__What you have to do__
Which lines of the entries below contain the string "Click"? Copy each one.

__The input__

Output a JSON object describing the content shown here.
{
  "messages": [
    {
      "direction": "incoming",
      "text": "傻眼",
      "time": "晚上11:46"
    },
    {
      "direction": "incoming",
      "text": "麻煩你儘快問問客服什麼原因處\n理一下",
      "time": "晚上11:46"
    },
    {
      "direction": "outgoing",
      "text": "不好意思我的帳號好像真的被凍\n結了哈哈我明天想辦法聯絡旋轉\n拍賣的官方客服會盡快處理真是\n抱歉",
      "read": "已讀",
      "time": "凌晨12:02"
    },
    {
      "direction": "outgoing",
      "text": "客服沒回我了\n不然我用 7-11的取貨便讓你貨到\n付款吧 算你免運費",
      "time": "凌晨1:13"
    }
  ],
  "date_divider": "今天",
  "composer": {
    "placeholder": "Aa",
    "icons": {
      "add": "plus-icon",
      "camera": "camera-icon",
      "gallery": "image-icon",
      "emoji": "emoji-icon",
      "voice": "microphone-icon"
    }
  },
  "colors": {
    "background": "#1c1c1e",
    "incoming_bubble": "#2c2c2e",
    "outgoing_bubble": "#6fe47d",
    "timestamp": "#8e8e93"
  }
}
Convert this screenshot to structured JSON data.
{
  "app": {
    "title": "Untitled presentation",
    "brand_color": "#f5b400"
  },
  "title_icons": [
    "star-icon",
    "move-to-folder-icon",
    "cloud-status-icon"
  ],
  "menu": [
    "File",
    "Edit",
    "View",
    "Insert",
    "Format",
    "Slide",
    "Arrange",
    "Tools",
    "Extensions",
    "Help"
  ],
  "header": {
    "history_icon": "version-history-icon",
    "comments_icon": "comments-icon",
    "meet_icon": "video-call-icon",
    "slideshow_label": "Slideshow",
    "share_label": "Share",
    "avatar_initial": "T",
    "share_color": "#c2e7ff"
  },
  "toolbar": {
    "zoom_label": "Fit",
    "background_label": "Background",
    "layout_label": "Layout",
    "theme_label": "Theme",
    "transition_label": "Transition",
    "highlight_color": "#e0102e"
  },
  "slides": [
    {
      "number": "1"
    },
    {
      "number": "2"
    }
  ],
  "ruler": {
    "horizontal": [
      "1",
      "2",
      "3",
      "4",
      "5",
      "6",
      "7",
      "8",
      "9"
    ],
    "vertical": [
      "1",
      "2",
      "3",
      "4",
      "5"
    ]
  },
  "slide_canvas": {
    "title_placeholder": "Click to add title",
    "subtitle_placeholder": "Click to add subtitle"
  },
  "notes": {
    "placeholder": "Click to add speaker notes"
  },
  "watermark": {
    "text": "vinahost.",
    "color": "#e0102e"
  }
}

__Solution for this problem__
    "title_placeholder": "Click to add title",
    "subtitle_placeholder": "Click to add subtitle"
    "placeholder": "Click to add speaker notes"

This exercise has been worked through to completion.